→ WHAT THE TASK REQUIRES:
For each line of the data below that contains "username", return that line.

======== TASK DATA ========

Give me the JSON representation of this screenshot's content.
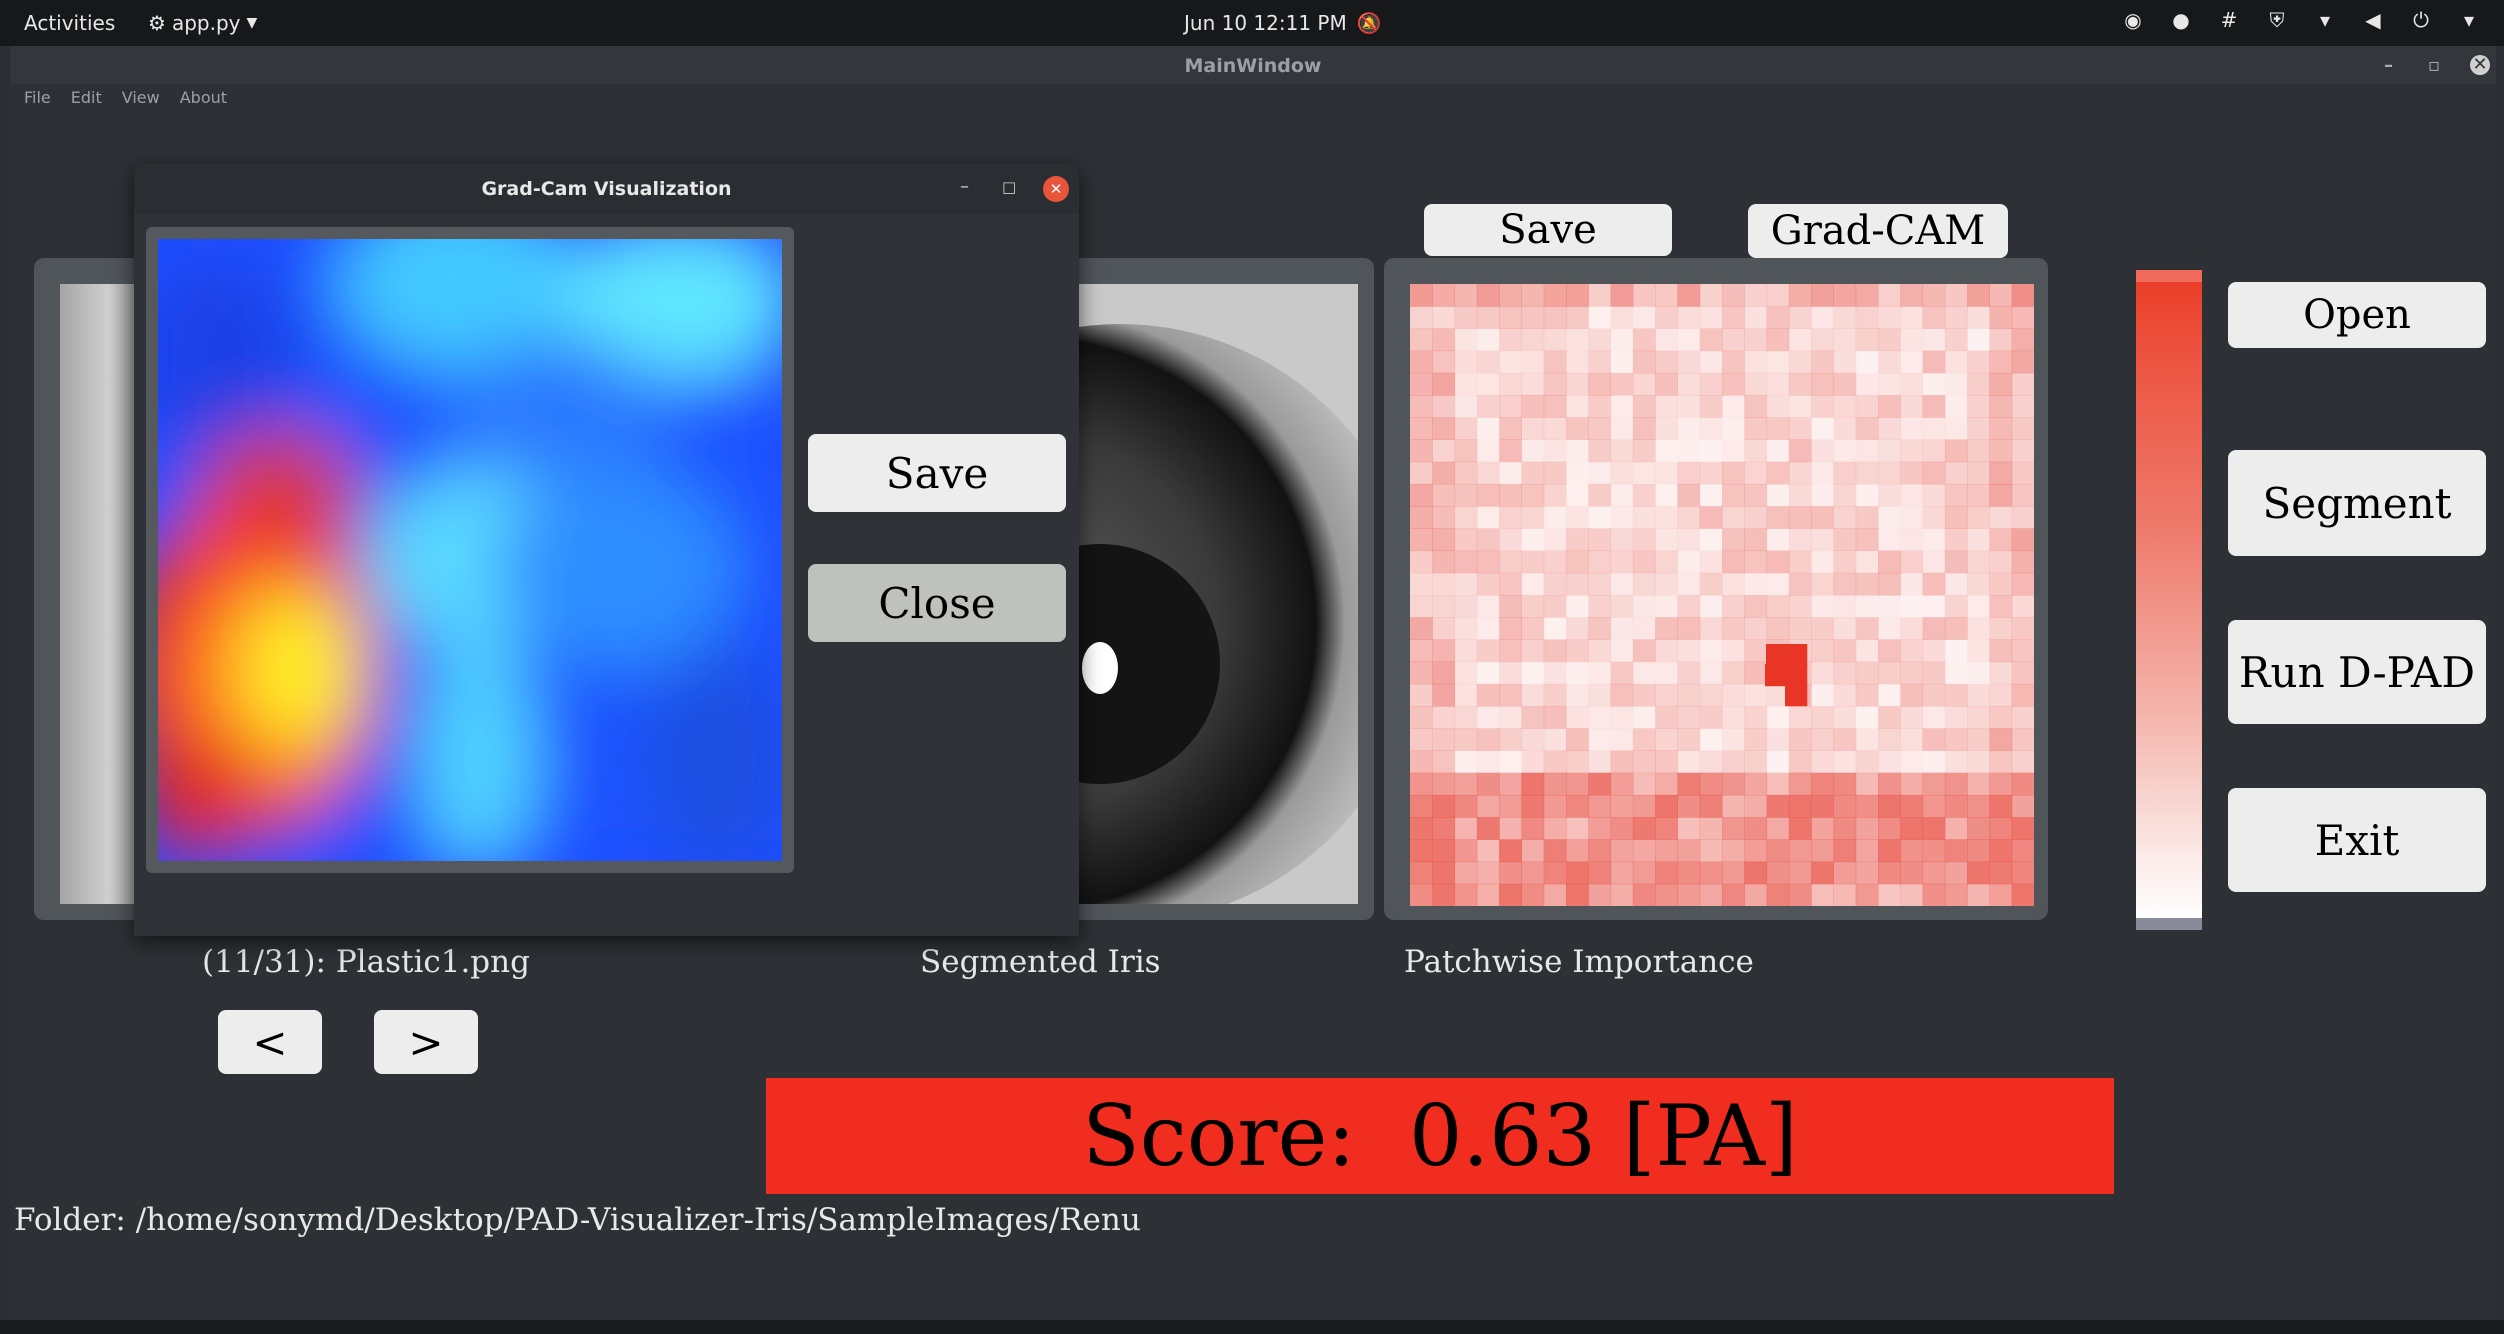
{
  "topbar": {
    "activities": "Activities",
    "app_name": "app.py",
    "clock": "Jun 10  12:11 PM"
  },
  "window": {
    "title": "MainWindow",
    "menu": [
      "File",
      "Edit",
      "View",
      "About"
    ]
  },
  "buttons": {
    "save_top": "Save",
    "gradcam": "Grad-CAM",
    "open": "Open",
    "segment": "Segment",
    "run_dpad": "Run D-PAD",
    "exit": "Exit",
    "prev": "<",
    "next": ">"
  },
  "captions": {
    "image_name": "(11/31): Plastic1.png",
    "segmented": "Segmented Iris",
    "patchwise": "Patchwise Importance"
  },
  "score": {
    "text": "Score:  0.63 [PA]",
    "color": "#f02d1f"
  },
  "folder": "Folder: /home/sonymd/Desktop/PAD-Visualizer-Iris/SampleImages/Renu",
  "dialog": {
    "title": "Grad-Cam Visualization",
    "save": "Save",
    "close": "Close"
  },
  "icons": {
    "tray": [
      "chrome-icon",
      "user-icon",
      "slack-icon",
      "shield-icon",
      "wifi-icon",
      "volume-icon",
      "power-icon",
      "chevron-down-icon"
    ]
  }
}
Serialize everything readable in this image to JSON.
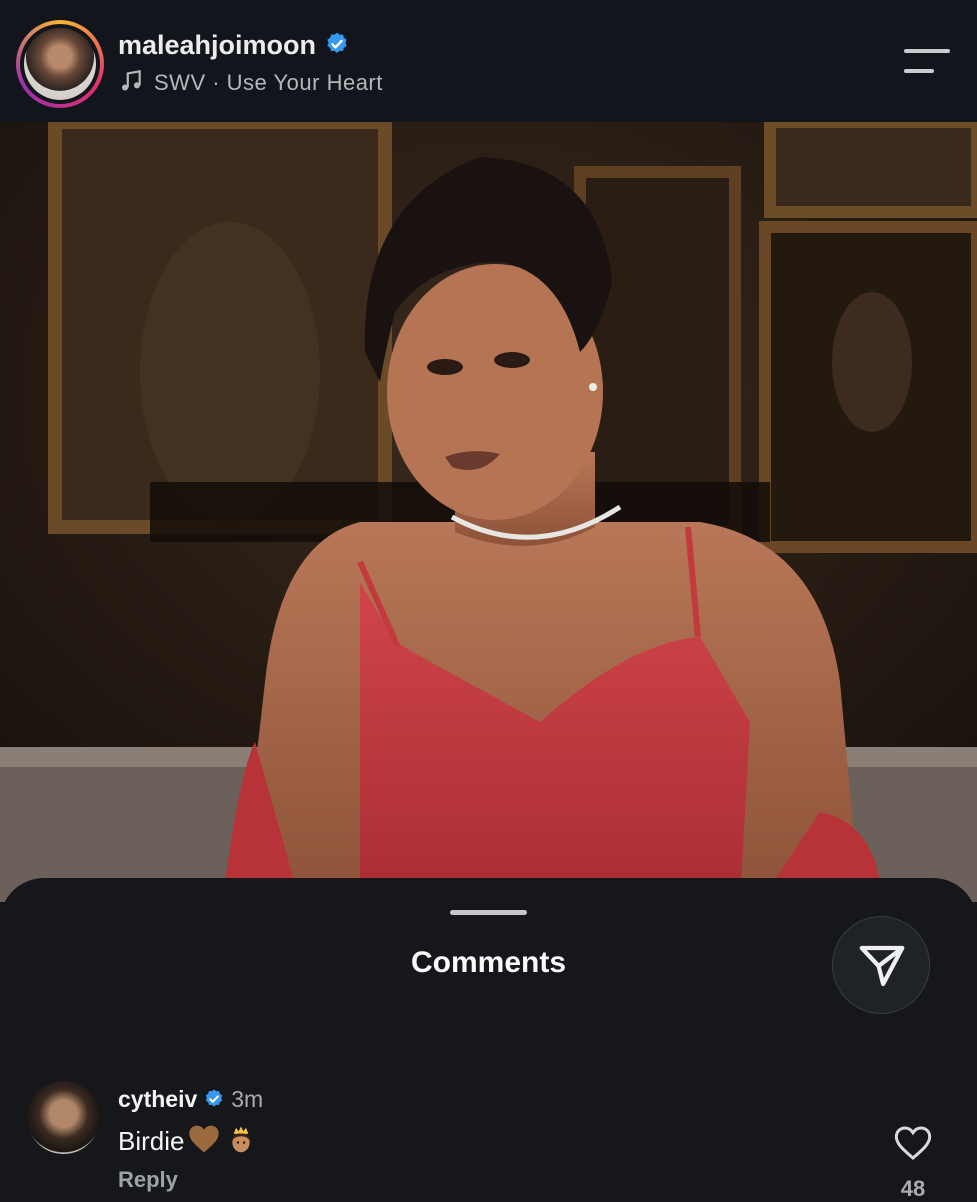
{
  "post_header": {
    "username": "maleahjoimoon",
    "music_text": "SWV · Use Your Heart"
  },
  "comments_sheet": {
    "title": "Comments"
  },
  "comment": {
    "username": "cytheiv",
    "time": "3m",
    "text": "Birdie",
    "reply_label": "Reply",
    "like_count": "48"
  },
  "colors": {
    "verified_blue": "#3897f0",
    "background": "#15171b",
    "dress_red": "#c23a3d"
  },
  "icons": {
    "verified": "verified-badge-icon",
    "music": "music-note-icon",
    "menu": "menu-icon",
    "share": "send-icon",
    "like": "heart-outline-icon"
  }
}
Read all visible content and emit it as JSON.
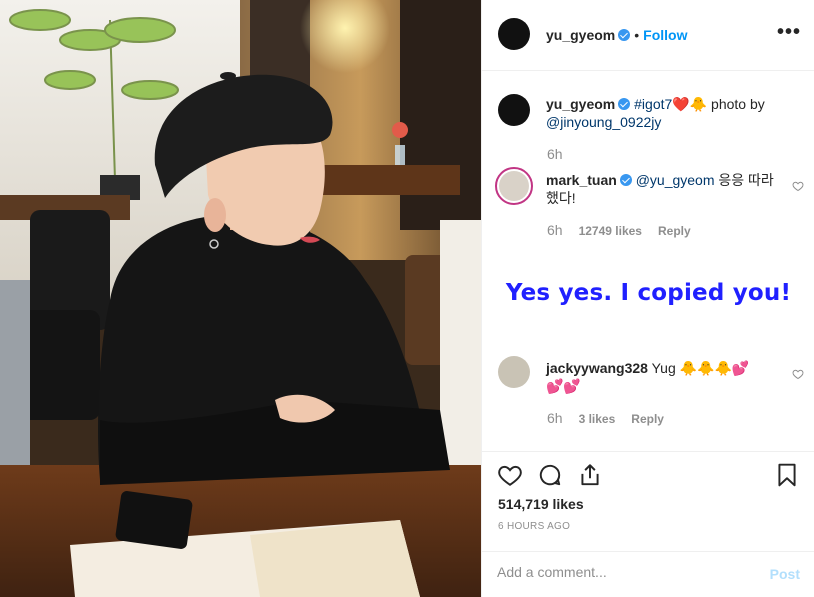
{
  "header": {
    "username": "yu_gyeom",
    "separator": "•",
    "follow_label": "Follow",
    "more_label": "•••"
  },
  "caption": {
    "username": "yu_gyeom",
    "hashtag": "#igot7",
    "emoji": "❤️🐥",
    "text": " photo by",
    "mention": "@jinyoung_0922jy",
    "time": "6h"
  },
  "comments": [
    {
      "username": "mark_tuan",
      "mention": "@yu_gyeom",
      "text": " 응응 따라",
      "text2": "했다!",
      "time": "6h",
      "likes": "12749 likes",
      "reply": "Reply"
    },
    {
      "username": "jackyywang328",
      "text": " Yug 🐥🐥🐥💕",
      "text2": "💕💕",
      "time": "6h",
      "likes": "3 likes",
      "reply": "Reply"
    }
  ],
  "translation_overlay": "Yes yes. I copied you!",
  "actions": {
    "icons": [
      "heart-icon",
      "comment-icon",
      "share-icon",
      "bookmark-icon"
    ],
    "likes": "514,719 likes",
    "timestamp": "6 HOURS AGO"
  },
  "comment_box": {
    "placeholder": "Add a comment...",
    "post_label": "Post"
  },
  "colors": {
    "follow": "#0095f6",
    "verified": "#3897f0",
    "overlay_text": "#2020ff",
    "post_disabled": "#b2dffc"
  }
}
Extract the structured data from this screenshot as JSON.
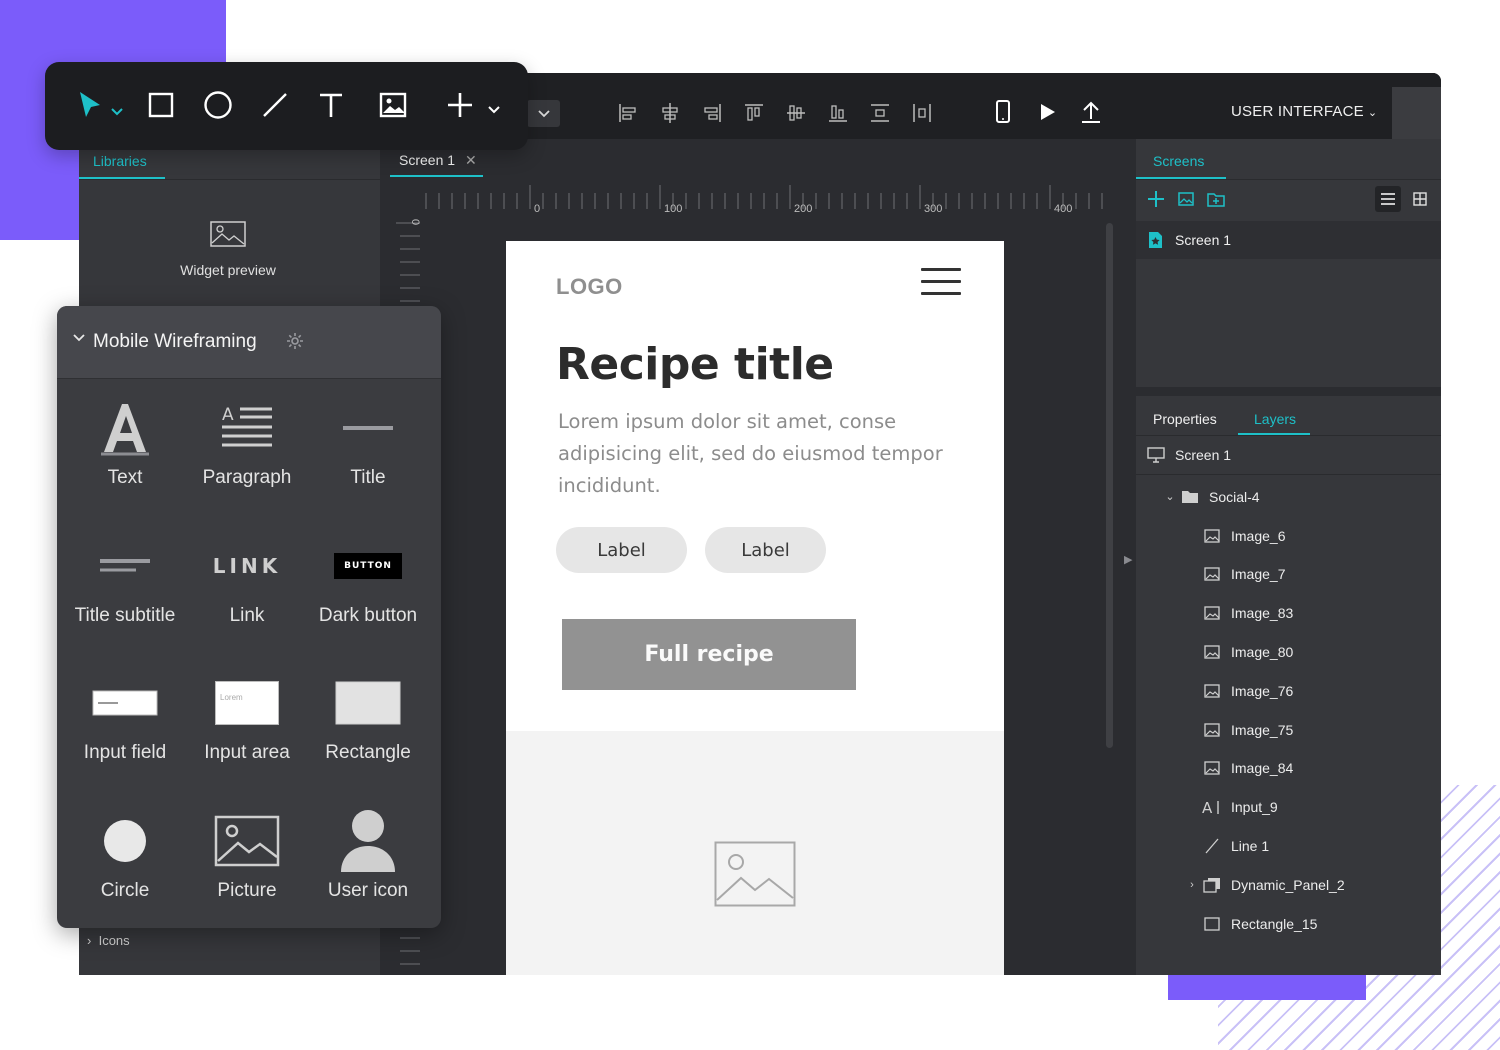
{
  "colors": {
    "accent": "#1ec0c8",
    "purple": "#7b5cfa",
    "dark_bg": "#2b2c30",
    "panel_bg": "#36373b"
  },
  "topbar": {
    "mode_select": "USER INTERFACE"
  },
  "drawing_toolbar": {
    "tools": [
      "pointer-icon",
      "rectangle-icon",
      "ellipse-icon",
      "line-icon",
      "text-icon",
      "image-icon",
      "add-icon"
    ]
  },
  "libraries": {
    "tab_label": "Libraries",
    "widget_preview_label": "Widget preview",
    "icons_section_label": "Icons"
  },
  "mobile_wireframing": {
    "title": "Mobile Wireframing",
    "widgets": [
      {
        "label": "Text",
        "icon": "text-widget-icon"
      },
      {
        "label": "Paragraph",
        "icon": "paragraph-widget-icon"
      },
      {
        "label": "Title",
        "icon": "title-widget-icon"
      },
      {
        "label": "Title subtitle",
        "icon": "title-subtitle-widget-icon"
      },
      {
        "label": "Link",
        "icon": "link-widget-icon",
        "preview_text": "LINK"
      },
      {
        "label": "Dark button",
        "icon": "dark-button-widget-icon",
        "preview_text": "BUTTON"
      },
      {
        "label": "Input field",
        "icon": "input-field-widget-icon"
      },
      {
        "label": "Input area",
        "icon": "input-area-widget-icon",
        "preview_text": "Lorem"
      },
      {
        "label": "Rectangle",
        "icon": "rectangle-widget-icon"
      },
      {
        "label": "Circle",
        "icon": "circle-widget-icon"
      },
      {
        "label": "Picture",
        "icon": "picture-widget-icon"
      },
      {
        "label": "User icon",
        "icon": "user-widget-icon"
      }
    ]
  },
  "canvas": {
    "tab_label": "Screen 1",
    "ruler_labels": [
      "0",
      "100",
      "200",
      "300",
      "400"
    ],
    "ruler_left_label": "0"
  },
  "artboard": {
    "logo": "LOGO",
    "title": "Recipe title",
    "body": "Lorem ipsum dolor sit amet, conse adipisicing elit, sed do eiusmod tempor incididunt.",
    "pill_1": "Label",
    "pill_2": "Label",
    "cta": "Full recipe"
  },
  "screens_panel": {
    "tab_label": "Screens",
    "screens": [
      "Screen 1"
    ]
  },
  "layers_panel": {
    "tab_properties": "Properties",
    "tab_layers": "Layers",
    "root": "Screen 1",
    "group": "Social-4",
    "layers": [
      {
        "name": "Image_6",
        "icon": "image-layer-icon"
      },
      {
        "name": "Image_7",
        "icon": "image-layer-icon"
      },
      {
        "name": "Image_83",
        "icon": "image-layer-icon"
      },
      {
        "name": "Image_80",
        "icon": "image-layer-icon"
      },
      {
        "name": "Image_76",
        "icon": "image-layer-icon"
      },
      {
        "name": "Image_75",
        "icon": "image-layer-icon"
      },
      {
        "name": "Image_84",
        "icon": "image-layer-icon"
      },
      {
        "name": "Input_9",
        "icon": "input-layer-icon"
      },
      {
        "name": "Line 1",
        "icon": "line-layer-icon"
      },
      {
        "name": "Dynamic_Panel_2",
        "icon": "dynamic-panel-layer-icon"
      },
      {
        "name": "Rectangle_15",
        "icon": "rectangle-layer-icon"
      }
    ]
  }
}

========

→ RESPONSE:
    "username": "maleahjoimoon",
    "username": "cytheiv",
    "username": "yu_gyeom",
    "username": "yu_gyeom",
      "username": "mark_tuan",
      "username": "jackyywang328",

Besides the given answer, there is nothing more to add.